AMHERST, NH-Though war and peace alike, America’s first century of independence produced some remarkable figures, as is clear from the offerings in R&R Enterprises’ January auction. Among the nearly 1,500 items to be auctioned are several notable offerings representing every facet of the American experience in the eighteenth and nineteenth centuries, from politics to the arts and sciences, from enterprising immigrants who weaved themselves into the tapestry of American life to the Native Americans who were increasingly marginalized throughout the nineteenth century and beyond.
America’s Founding Fathers are well represented, led by a handwritten petition from George Washington seeking land for veterans of the French and Indian War (including himself) and a document signed by him as president of the Potomack Company. John Adams extols the virtues of Indian corn in a fascinating and detailed letter, striking an unintentionally ironic note with his observation that without it our Ancestors could not have subsisted and maintained possession of this Country.Â² In a rare 1803 letter to his daughter Maria, Thomas Jefferson discusses his view of Christianity, an aspect of his thinking which has fascinated scholars and historians ever since. In a move anticipating Donald Trump by two centuries, Alexander Hamilton examines in detail the legal aspects of an historic real estate deal involving Paulus Hook, the historic community in present-day Jersey City, New Jersey.
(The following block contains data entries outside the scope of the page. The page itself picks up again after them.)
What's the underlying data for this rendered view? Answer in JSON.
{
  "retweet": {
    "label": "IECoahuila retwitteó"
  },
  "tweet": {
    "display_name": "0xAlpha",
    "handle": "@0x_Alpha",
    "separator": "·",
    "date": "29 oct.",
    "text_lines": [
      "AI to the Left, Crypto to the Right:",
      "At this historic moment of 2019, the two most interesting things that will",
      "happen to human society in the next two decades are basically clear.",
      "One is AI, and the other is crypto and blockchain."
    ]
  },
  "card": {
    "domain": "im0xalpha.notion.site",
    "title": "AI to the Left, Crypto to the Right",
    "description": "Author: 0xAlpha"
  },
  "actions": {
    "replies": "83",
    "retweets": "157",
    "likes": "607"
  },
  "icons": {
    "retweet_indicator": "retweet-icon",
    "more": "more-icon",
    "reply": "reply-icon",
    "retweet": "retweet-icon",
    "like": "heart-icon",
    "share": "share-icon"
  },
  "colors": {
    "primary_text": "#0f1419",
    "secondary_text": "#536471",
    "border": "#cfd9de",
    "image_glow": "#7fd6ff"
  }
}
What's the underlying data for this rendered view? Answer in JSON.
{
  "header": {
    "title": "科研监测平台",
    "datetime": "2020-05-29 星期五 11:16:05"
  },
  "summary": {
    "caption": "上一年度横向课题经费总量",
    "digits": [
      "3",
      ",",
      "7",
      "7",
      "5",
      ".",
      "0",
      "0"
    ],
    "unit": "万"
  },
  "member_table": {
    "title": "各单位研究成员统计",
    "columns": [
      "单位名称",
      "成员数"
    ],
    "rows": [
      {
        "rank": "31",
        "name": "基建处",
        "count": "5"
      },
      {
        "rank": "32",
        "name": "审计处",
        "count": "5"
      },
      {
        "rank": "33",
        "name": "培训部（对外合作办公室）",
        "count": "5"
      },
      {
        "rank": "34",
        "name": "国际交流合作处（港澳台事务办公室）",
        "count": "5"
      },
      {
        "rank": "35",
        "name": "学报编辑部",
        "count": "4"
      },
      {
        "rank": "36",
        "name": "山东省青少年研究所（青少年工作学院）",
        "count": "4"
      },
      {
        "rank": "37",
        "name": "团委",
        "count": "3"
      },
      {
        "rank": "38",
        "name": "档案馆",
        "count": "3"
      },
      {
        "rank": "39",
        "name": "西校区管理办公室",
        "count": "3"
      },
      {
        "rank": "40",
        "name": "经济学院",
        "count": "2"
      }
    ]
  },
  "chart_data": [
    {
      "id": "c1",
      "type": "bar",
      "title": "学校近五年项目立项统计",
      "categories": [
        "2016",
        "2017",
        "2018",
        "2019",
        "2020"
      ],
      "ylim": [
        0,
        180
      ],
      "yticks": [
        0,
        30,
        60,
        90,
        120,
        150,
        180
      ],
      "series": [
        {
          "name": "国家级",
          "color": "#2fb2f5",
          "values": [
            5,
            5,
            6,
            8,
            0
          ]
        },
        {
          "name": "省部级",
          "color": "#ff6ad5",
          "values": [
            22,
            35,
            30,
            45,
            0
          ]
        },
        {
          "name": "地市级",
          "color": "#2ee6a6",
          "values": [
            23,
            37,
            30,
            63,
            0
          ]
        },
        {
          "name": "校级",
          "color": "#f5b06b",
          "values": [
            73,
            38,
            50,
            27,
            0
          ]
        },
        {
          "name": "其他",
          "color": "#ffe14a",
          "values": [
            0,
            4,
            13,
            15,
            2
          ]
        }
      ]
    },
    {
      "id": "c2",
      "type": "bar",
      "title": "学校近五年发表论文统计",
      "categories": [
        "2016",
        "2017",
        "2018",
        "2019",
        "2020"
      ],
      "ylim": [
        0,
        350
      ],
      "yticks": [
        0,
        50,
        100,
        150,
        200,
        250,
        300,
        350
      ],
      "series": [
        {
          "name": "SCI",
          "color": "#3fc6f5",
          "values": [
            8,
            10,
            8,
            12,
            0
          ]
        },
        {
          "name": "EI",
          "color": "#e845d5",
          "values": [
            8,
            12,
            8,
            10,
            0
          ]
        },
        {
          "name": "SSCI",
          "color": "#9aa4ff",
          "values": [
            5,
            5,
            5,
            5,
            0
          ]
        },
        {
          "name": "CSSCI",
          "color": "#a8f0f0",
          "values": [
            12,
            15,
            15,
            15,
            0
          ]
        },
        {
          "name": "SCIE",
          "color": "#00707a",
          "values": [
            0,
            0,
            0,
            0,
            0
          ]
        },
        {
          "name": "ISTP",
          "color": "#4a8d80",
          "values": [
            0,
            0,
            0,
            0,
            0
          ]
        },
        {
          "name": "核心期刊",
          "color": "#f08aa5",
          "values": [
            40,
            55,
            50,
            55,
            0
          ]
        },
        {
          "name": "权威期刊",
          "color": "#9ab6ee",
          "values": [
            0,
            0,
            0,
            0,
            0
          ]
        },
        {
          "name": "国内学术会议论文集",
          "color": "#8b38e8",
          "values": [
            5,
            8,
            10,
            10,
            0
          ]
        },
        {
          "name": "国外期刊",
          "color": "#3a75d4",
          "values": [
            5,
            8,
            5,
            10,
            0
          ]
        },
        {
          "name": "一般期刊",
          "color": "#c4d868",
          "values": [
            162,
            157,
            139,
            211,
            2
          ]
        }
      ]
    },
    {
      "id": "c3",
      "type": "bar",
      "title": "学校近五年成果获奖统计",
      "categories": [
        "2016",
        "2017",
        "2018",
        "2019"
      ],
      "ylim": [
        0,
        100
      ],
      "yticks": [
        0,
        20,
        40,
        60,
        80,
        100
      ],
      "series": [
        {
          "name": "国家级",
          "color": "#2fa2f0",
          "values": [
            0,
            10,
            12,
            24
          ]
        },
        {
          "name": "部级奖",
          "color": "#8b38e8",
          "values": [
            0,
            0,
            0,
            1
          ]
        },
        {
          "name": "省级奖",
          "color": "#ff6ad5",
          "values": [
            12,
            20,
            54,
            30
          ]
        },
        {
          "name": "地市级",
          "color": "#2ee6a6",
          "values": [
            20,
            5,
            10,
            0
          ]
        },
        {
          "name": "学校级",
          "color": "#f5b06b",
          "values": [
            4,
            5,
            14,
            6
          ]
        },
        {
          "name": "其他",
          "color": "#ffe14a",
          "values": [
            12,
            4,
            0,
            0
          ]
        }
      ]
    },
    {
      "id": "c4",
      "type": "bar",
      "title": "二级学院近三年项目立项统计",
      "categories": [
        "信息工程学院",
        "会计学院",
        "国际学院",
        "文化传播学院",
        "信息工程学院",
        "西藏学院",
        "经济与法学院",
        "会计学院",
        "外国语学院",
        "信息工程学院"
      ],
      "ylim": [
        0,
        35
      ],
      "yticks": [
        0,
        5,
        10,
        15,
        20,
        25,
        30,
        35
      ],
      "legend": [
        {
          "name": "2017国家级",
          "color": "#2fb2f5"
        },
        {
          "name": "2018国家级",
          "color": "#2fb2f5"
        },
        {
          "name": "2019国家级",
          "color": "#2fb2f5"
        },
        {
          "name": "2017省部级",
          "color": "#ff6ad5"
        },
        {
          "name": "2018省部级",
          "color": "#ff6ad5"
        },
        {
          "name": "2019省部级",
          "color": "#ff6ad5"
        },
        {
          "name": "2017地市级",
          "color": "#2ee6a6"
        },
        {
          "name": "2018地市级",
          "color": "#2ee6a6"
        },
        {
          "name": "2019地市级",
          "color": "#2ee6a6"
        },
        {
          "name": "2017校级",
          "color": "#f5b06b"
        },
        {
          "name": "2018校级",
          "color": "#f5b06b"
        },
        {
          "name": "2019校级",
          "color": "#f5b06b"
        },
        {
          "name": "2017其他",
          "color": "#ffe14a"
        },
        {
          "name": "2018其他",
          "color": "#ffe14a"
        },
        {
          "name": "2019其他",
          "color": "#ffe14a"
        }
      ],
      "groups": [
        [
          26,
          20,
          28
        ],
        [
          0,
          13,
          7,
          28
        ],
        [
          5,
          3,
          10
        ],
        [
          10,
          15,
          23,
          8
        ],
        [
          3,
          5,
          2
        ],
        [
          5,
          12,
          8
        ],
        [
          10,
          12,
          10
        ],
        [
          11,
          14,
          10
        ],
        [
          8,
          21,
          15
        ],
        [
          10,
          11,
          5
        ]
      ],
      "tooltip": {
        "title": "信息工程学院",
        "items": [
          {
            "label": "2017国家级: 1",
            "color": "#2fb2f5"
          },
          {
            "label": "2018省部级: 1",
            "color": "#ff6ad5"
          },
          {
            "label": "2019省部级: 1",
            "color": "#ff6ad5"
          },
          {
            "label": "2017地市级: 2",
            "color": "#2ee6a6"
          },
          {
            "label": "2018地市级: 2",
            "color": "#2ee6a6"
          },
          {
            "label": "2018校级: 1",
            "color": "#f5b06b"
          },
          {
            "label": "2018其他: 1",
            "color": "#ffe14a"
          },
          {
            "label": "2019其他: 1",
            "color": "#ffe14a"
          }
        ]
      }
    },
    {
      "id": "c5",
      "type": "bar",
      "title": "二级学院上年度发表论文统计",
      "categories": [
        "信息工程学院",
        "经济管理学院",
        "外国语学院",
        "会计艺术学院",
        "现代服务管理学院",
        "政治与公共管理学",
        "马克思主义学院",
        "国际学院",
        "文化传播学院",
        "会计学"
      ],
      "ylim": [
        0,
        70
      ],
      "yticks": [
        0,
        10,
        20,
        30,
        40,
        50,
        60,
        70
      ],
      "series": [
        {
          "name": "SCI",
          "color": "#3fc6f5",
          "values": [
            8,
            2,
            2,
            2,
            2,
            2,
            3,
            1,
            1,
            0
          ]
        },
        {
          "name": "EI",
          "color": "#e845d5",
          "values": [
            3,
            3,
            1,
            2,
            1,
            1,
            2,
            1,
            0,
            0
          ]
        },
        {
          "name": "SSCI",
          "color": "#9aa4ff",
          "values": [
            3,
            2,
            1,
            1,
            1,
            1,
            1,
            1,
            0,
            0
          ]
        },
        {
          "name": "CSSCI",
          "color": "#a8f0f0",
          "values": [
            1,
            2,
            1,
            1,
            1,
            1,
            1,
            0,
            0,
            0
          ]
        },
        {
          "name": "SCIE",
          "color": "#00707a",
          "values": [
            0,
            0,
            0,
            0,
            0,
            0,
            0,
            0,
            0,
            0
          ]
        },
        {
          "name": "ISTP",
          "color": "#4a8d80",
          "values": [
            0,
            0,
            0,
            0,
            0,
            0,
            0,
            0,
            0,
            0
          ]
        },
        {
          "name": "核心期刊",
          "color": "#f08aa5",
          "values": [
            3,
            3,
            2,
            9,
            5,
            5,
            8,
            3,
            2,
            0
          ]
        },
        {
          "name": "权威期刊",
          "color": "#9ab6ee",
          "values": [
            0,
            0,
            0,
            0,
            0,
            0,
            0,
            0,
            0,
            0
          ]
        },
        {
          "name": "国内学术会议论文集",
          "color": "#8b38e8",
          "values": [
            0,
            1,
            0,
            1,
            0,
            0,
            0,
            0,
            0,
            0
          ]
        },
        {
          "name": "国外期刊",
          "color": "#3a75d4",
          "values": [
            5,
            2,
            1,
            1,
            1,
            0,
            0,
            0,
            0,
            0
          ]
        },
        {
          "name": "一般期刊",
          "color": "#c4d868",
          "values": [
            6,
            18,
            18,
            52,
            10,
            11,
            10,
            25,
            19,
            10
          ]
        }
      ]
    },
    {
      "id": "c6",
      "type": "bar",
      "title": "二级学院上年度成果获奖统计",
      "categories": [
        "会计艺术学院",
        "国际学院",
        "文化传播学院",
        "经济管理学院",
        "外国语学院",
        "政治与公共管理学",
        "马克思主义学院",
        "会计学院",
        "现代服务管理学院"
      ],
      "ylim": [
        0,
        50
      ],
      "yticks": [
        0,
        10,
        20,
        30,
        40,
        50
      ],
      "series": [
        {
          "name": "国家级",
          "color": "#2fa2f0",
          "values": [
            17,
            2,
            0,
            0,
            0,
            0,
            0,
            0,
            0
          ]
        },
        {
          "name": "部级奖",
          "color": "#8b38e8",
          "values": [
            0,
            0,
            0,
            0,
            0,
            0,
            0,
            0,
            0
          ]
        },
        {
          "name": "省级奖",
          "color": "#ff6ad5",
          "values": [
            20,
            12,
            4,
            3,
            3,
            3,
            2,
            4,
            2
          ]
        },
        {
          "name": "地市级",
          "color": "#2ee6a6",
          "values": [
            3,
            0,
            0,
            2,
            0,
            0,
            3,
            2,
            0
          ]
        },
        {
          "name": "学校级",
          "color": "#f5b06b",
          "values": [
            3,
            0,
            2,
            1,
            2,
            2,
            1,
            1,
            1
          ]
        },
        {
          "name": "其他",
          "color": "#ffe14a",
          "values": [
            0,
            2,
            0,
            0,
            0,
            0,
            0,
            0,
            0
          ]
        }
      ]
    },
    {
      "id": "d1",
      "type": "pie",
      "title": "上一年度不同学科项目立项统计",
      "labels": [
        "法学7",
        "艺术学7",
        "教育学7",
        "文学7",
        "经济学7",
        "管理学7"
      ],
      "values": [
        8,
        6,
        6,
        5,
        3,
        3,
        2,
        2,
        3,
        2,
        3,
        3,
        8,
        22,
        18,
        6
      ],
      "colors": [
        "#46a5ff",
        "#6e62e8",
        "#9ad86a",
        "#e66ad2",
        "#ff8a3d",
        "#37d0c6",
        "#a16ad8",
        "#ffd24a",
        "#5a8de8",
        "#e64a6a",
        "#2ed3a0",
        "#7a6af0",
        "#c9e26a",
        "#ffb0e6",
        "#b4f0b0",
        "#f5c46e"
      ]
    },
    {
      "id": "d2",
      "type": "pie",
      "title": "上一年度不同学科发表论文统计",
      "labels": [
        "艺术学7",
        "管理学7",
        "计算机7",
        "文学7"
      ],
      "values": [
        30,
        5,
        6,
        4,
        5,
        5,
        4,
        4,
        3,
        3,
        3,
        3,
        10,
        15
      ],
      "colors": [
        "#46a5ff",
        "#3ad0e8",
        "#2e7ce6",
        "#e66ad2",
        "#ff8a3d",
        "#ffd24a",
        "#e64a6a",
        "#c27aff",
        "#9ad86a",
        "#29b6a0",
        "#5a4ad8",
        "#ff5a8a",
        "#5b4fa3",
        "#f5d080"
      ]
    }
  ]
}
Art and politics meet in a lengthy and highly important letter from artist George Catlin to Congress. Catlin, famed for his monumental cycle of paintings of Native Americans and their customs, aka the Indian Gallery, toiled for more than a decade on the project, which came to comprise more than 600 works. In the 1846 letter, Catlin outlines at length the considerable labor and expense that went into the Indian Gallery, which he hoped above all to keep intact as the nucleus of a Museum of Mankind. Reminding Congress of a previous, never-acted-upon resolution to subsidize the project, Catlin pleads for funds once again, hinting that a tour of the works throughout Europe resulted in several respectable offers. Though Congress ultimately failed to act on Catlin’s behalf, a Philadelphia businessman later took possession of the entire collection as security for bailing Catlin out of debt, and it was eventually gifted to the Smithsonian Institution, where it resides today.
The spirit of invention lives on in a fine 1871 letter from Samuel F. B. Morse, mentioning the telegraph and describing his efforts to fend off patent pirates. Alexander Graham Bell announces the birth of a baby Bell, his daughter, Elsie, in an 1878 letter in which he also promises to replace some dissatisfactory telephones with more perfect instruments.
Also to be offered are a varied selection of items related to the Indian Wars, including the crushing defeat of George Armstrong Custer and his Seventh Cavalry at the Battle of Little Bighorn in 1876. In a letter written seven years to the day before the infamous debacle, General Philip Sheridan, Custer’s Civil War commander, writes to Custer with hopes to see him again at a soldiers’ reunion, if things look peaceful. Custer himself is represented in an 1866 letter rescheduling an appointment with the man who later became the official historian of the Battle of Gettysburg, while two figures from the Â³otherÂ² side of the conflict-Sitting Bull and his nephew, One Bull-are represented by superb and very rare ink signatures obtained during an 1884 visit to St. Paul, Minnesota.
R&R Enterprises’ next auction begins on December 31 and ends on January 16. Bids are accepted online or via telephone, fax, or e-mail. For information or to consign to future auctions, visit the R&R web site at www.rrauction.com or contact Elizebeth Otto at email@example.com.